§ What is needed
Your answer should be every line of the entries that has the string "JSON" in it.

Records drawn from a dataset
********************

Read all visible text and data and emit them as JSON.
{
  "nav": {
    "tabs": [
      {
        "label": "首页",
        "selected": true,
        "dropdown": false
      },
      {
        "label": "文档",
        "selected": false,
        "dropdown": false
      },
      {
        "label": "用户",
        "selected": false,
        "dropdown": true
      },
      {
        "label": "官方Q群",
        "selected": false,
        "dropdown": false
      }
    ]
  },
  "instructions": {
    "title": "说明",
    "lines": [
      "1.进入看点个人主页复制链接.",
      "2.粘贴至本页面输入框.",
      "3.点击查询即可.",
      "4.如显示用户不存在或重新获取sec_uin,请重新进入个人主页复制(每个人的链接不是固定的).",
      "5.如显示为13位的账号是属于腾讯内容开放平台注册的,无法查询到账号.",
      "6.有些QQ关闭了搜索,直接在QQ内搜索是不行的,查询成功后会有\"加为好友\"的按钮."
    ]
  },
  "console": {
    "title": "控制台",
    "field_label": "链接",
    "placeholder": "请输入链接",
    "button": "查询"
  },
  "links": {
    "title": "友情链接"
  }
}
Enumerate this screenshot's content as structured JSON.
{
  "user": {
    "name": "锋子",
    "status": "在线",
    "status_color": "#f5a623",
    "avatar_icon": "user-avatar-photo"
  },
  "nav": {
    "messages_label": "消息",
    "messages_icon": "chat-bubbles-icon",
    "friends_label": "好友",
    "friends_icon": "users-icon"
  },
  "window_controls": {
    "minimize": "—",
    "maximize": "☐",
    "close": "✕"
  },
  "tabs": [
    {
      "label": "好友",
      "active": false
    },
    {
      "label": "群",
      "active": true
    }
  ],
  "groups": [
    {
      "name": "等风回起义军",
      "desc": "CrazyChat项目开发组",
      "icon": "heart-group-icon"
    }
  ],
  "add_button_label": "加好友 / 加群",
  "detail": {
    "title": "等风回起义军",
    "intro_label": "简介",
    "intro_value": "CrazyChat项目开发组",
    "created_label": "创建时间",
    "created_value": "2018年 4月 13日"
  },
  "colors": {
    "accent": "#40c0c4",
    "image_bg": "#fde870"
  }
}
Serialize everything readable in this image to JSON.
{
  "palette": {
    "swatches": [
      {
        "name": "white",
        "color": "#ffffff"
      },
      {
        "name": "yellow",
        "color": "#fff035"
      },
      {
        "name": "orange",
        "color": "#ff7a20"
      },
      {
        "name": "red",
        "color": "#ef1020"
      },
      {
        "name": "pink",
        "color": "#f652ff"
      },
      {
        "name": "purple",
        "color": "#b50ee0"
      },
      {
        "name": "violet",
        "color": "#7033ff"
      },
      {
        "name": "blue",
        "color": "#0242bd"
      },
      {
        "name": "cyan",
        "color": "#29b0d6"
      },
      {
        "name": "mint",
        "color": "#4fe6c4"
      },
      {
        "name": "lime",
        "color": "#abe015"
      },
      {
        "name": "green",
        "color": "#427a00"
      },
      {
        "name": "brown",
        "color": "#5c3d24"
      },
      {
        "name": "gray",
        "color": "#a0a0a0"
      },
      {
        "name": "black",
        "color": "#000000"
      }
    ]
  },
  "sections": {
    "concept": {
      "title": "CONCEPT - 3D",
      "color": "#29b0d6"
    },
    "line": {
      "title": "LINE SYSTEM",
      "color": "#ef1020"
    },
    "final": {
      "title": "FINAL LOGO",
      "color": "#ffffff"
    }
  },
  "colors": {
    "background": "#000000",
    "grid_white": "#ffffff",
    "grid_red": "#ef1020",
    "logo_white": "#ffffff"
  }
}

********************

§ Solution for this exercise
Read all visible text and data and emit them as JSON.
Enumerate this screenshot's content as structured JSON.
Serialize everything readable in this image to JSON.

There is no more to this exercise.